The task: Find the word "Password" in the records and copy every line where it occurs.

Material shown:
□ □ □ □ □

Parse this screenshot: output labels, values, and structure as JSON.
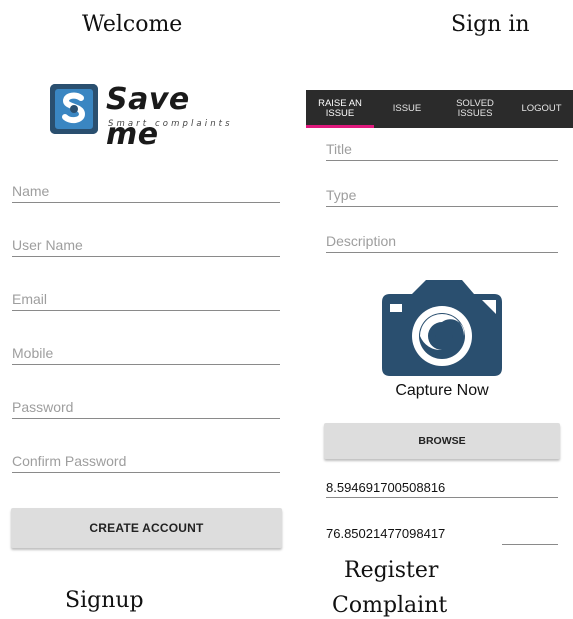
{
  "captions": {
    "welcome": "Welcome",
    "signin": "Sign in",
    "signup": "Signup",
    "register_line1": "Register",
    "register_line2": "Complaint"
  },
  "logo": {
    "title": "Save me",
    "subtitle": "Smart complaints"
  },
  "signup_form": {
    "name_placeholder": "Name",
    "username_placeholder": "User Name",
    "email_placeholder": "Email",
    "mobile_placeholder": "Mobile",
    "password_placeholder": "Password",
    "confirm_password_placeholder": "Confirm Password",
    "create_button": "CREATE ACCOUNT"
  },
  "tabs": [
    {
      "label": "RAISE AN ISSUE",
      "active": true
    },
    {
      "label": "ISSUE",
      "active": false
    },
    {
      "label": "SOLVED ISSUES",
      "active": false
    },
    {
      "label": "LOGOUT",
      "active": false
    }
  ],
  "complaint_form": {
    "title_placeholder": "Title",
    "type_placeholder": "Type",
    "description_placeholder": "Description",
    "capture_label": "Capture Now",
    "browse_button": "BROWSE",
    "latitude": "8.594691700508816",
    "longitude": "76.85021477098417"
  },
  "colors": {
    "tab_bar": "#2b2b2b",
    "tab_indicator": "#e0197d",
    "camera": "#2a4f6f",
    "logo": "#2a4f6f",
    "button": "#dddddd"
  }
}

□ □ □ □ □

Written answer:
    "password_placeholder": "Password",
    "confirm_password_placeholder": "Confirm Password",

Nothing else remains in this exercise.